For those with legitimate access to their SIM data:

1. Write your SIM data to the blank SIM, leave ICCID, SMSC and Ki as is and replace the first eight digits of your IMSI with 08091010.
2. With your original SIM in your i4, dial 112 and immediately disconnect.
3. Toggle flight mode ON
4. Eject SIM tray.
5. Replace SIM with the one we programmed.
6. Toggle flight mode OFF, you should have reception in a few seconds.

My earlier comments and FAQ for Gevey applies for the method as well. Chances are you will retain the reception after reboot, however there might be issues with data and incoming calls. There is some room to optimise the outcome following a reboot but it is impossible to test on every single MNC/PLMN/VLR/MSC which could all have a different authentication protocol. This is why Gevey decided to play it safe by implementing an elaborate STK menu to require 112 dialing following every reboot; Rebel did away with the STK with the hope that it might allow some users to restart their phone without losing reception, yet they ended up with a disappointing and erratic product. 

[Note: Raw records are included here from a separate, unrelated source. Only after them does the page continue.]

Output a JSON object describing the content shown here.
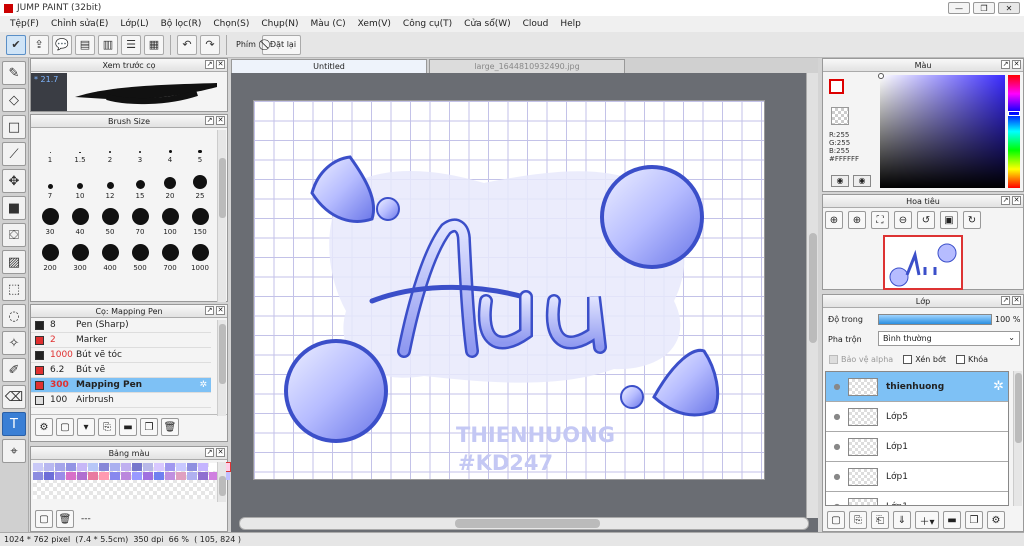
{
  "app": {
    "title": "JUMP PAINT (32bit)"
  },
  "window_controls": {
    "minimize": "—",
    "restore": "❐",
    "close": "✕"
  },
  "menu": [
    "Tệp(F)",
    "Chỉnh sửa(E)",
    "Lớp(L)",
    "Bộ lọc(R)",
    "Chọn(S)",
    "Chụp(N)",
    "Màu (C)",
    "Xem(V)",
    "Công cụ(T)",
    "Cửa sổ(W)",
    "Cloud",
    "Help"
  ],
  "toolbar": {
    "keys_label": "Phím",
    "reset_label": "Đặt lại"
  },
  "brush_preview": {
    "title": "Xem trước cọ",
    "size_text": "* 21.7"
  },
  "brush_size": {
    "title": "Brush Size",
    "sizes": [
      "1",
      "1.5",
      "2",
      "3",
      "4",
      "5",
      "7",
      "10",
      "12",
      "15",
      "20",
      "25",
      "30",
      "40",
      "50",
      "70",
      "100",
      "150",
      "200",
      "300",
      "400",
      "500",
      "700",
      "1000"
    ]
  },
  "pen_panel": {
    "title": "Cọ: Mapping Pen",
    "items": [
      {
        "size": "8",
        "name": "Pen (Sharp)",
        "color": "#222222",
        "size_color": "#222222"
      },
      {
        "size": "2",
        "name": "Marker",
        "color": "#e03030",
        "size_color": "#e03030"
      },
      {
        "size": "1000",
        "name": "Bút vẽ tóc",
        "color": "#222222",
        "size_color": "#e03030"
      },
      {
        "size": "6.2",
        "name": "Bút vẽ",
        "color": "#e03030",
        "size_color": "#222222"
      },
      {
        "size": "300",
        "name": "Mapping Pen",
        "color": "#e03030",
        "size_color": "#e03030"
      },
      {
        "size": "100",
        "name": "Airbrush",
        "color": "#dddddd",
        "size_color": "#222222"
      }
    ]
  },
  "palette_panel": {
    "title": "Bảng màu",
    "footer": "---"
  },
  "tabs": {
    "active": "Untitled",
    "inactive": "large_1644810932490.jpg"
  },
  "artwork": {
    "text1": "THIENHUONG",
    "text2": "#KD247"
  },
  "color_panel": {
    "title": "Màu",
    "r": "R:255",
    "g": "G:255",
    "b": "B:255",
    "hex": "#FFFFFF"
  },
  "navigator": {
    "title": "Hoa tiêu"
  },
  "layers": {
    "title": "Lớp",
    "opacity_label": "Độ trong",
    "opacity_value": "100 %",
    "opacity": 1.0,
    "blend_label": "Pha trộn",
    "blend_value": "Bình thường",
    "protect_alpha": "Bảo vệ alpha",
    "clip": "Xén bớt",
    "lock": "Khóa",
    "items": [
      "thienhuong",
      "Lớp5",
      "Lớp1",
      "Lớp1",
      "Lớp1"
    ]
  },
  "status": {
    "dims": "1024 * 762 pixel",
    "cm": "(7.4 * 5.5cm)",
    "dpi": "350 dpi",
    "zoom": "66 %",
    "coords": "( 105, 824 )"
  },
  "colors": {
    "accent": "#7ec1f5",
    "art_blue": "#3b4fc9",
    "art_light": "#c9ccff",
    "canvas_bg": "#6a6d73"
  }
}
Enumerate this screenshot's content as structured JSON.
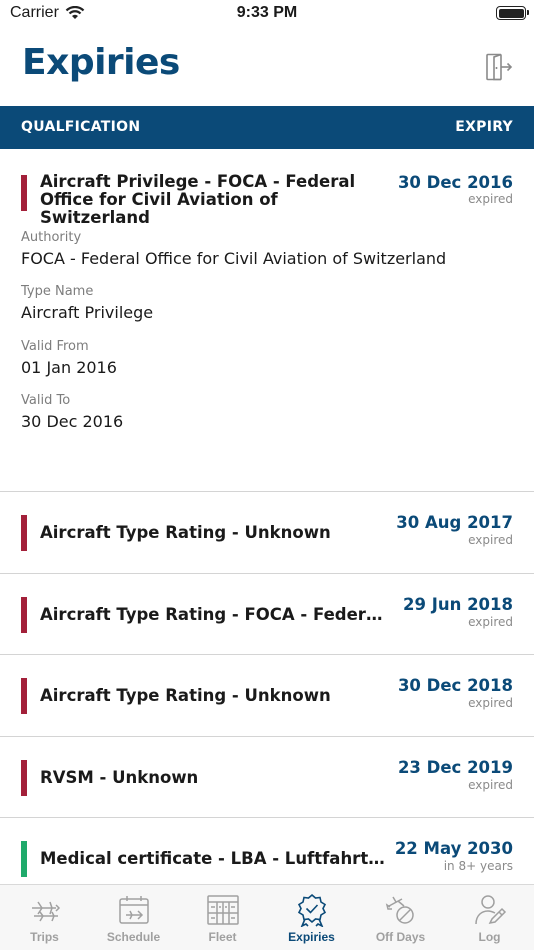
{
  "status_bar": {
    "carrier": "Carrier",
    "time": "9:33 PM"
  },
  "header": {
    "title": "Expiries"
  },
  "columns": {
    "left": "QUALFICATION",
    "right": "EXPIRY"
  },
  "expanded_item": {
    "title": "Aircraft Privilege - FOCA - Federal Office for Civil Aviation of Switzerland",
    "date": "30 Dec 2016",
    "status": "expired",
    "status_color": "#a3203a",
    "details": [
      {
        "label": "Authority",
        "value": "FOCA - Federal Office for Civil Aviation of Switzerland"
      },
      {
        "label": "Type Name",
        "value": "Aircraft Privilege"
      },
      {
        "label": "Valid From",
        "value": "01 Jan 2016"
      },
      {
        "label": "Valid To",
        "value": "30 Dec 2016"
      }
    ]
  },
  "items": [
    {
      "title": "Aircraft Type Rating - Unknown",
      "date": "30 Aug 2017",
      "status": "expired",
      "status_color": "#a3203a"
    },
    {
      "title": "Aircraft Type Rating - FOCA - Federal Office for Civil Aviation of Switzerland",
      "date": "29 Jun 2018",
      "status": "expired",
      "status_color": "#a3203a"
    },
    {
      "title": "Aircraft Type Rating - Unknown",
      "date": "30 Dec 2018",
      "status": "expired",
      "status_color": "#a3203a"
    },
    {
      "title": "RVSM - Unknown",
      "date": "23 Dec 2019",
      "status": "expired",
      "status_color": "#a3203a"
    },
    {
      "title": "Medical certificate - LBA - Luftfahrt-Bundesamt",
      "date": "22 May 2030",
      "status": "in 8+ years",
      "status_color": "#1faa6b"
    }
  ],
  "tabs": [
    {
      "label": "Trips",
      "icon": "trips-icon",
      "active": false
    },
    {
      "label": "Schedule",
      "icon": "schedule-icon",
      "active": false
    },
    {
      "label": "Fleet",
      "icon": "fleet-icon",
      "active": false
    },
    {
      "label": "Expiries",
      "icon": "expiries-icon",
      "active": true
    },
    {
      "label": "Off Days",
      "icon": "off-days-icon",
      "active": false
    },
    {
      "label": "Log",
      "icon": "log-icon",
      "active": false
    }
  ],
  "colors": {
    "brand": "#0b4a78",
    "expired": "#a3203a",
    "valid": "#1faa6b"
  }
}
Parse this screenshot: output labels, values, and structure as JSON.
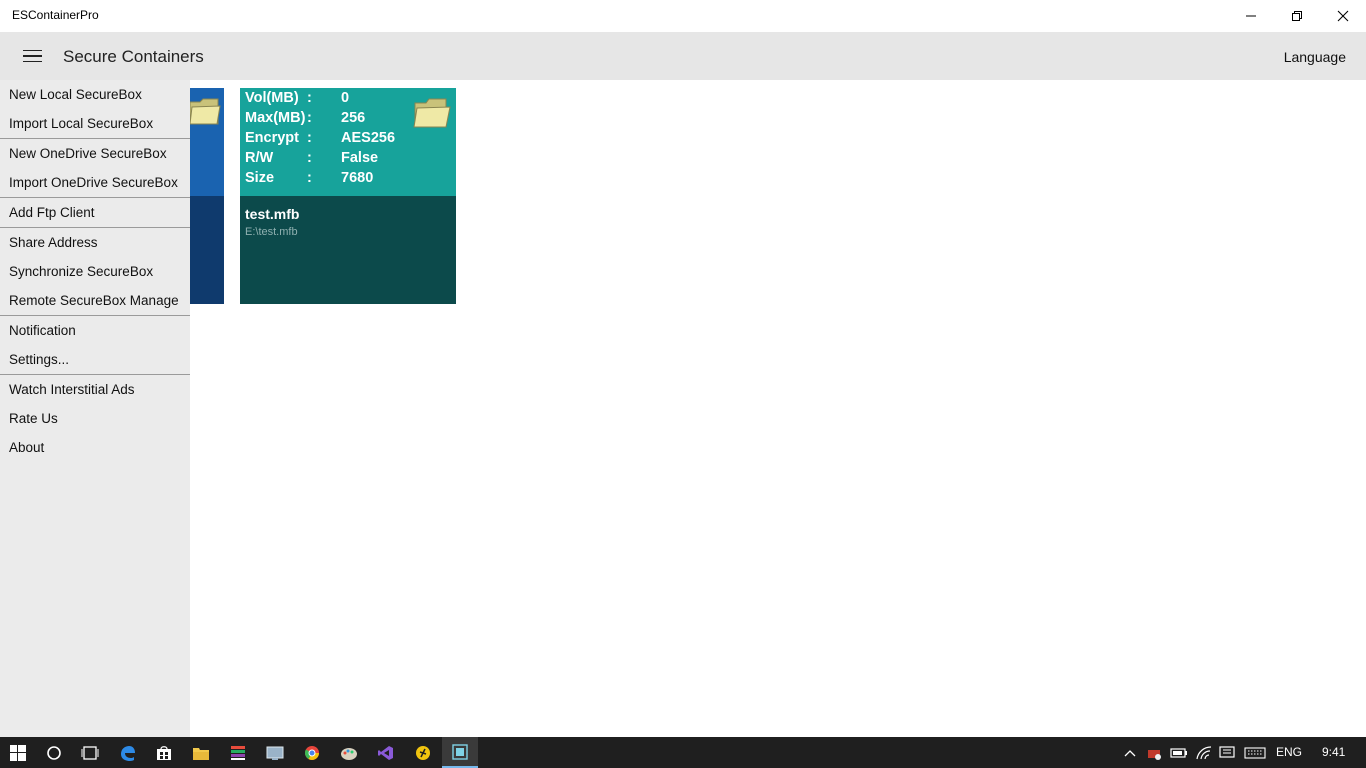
{
  "window": {
    "app_title": "ESContainerPro"
  },
  "header": {
    "page_title": "Secure Containers",
    "language_label": "Language"
  },
  "side_menu": {
    "items": [
      {
        "label": "New Local SecureBox"
      },
      {
        "label": "Import Local SecureBox"
      },
      {
        "label": "New OneDrive SecureBox"
      },
      {
        "label": "Import OneDrive SecureBox"
      },
      {
        "label": "Add Ftp Client"
      },
      {
        "label": "Share Address"
      },
      {
        "label": "Synchronize SecureBox"
      },
      {
        "label": "Remote SecureBox Manage"
      },
      {
        "label": "Notification"
      },
      {
        "label": "Settings..."
      },
      {
        "label": "Watch Interstitial Ads"
      },
      {
        "label": "Rate Us"
      },
      {
        "label": "About"
      }
    ]
  },
  "containers": [
    {
      "color": "#1a63b0"
    },
    {
      "color": "#17a39b",
      "info": [
        {
          "label": "Vol(MB)",
          "colon": ":",
          "value": "0"
        },
        {
          "label": "Max(MB)",
          "colon": ":",
          "value": "256"
        },
        {
          "label": "Encrypt",
          "colon": ":",
          "value": "AES256"
        },
        {
          "label": "R/W",
          "colon": ":",
          "value": "False"
        },
        {
          "label": "Size",
          "colon": ":",
          "value": "7680"
        }
      ],
      "file_name": "test.mfb",
      "file_path": "E:\\test.mfb"
    }
  ],
  "taskbar": {
    "icons": [
      "start-icon",
      "cortana-icon",
      "task-view-icon",
      "edge-icon",
      "store-icon",
      "file-explorer-icon",
      "app-icon-1",
      "app-icon-2",
      "chrome-icon",
      "paint-icon",
      "visual-studio-icon",
      "app-icon-3",
      "escontainerpro-icon"
    ],
    "language": "ENG",
    "clock": "9:41"
  },
  "colors": {
    "accent_teal": "#17a39b",
    "accent_blue": "#1a63b0",
    "header_bg": "#e6e6e6",
    "menu_bg": "#ebebeb"
  }
}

I have tried to find a way to make the method work without having to dial 112 but so far it appears impossible unless the baseband FW is patched to handle TMSI like it used to prior to 05.11.07. Not mention if we were able to patch the baseband directly we would already have a software unlock.

So here you go folks, it's the "unlock" we have been talking about for the past two months. All's right if it works; don't lose any sleep if it doesn't work for you - after all it is just a phone and we have more important things to worry about in dear life.

P.S. And I must agree with @sherif_hashim that "money for unlock = bullshit"